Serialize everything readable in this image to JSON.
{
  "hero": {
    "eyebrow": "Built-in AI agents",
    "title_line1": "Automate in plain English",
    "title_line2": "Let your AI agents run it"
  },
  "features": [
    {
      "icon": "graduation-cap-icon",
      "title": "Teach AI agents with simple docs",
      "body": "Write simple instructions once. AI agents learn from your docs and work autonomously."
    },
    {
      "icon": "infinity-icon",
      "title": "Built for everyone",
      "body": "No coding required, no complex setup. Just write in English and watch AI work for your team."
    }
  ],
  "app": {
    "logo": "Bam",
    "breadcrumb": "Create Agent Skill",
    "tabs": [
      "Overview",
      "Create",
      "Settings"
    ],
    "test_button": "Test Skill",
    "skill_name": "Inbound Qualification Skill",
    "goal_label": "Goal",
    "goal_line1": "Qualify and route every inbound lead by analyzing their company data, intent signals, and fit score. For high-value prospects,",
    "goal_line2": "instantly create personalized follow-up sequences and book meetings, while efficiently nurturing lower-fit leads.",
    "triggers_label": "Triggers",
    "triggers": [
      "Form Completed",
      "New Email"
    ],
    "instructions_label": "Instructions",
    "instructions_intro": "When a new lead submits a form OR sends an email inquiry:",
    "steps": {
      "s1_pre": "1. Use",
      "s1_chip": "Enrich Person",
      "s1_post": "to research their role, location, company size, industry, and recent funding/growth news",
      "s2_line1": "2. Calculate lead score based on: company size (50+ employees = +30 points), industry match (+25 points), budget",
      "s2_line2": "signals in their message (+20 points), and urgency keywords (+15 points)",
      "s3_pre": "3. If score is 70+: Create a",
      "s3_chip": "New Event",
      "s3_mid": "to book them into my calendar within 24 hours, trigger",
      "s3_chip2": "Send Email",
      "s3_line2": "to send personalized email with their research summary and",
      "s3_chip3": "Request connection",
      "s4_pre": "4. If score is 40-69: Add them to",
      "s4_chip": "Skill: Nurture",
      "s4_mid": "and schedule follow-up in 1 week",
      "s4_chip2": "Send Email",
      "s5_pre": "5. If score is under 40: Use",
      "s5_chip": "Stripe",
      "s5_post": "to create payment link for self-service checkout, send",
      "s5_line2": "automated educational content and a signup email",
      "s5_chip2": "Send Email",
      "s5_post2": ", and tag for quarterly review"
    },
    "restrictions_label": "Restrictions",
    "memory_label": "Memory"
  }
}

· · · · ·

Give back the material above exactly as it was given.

§ Task response:
Serialize everything readable in this image to JSON.
{
  "hero": {
    "eyebrow": "Built-in AI agents",
    "title_line1": "Automate in plain English",
    "title_line2": "Let your AI agents run it"
  },
  "features": [
    {
      "icon": "graduation-cap-icon",
      "title": "Teach AI agents with simple docs",
      "body": "Write simple instructions once. AI agents learn from your docs and work autonomously."
    },
    {
      "icon": "infinity-icon",
      "title": "Built for everyone",
      "body": "No coding required, no complex setup. Just write in English and watch AI work for your team."
    }
  ],
  "app": {
    "logo": "Bam",
    "breadcrumb": "Create Agent Skill",
    "tabs": [
      "Overview",
      "Create",
      "Settings"
    ],
    "test_button": "Test Skill",
    "skill_name": "Inbound Qualification Skill",
    "goal_label": "Goal",
    "goal_line1": "Qualify and route every inbound lead by analyzing their company data, intent signals, and fit score. For high-value prospects,",
    "goal_line2": "instantly create personalized follow-up sequences and book meetings, while efficiently nurturing lower-fit leads.",
    "triggers_label": "Triggers",
    "triggers": [
      "Form Completed",
      "New Email"
    ],
    "instructions_label": "Instructions",
    "instructions_intro": "When a new lead submits a form OR sends an email inquiry:",
    "steps": {
      "s1_pre": "1. Use",
      "s1_chip": "Enrich Person",
      "s1_post": "to research their role, location, company size, industry, and recent funding/growth news",
      "s2_line1": "2. Calculate lead score based on: company size (50+ employees = +30 points), industry match (+25 points), budget",
      "s2_line2": "signals in their message (+20 points), and urgency keywords (+15 points)",
      "s3_pre": "3. If score is 70+: Create a",
      "s3_chip": "New Event",
      "s3_mid": "to book them into my calendar within 24 hours, trigger",
      "s3_chip2": "Send Email",
      "s3_line2": "to send personalized email with their research summary and",
      "s3_chip3": "Request connection",
      "s4_pre": "4. If score is 40-69: Add them to",
      "s4_chip": "Skill: Nurture",
      "s4_mid": "and schedule follow-up in 1 week",
      "s4_chip2": "Send Email",
      "s5_pre": "5. If score is under 40: Use",
      "s5_chip": "Stripe",
      "s5_post": "to create payment link for self-service checkout, send",
      "s5_line2": "automated educational content and a signup email",
      "s5_chip2": "Send Email",
      "s5_post2": ", and tag for quarterly review"
    },
    "restrictions_label": "Restrictions",
    "memory_label": "Memory"
  }
}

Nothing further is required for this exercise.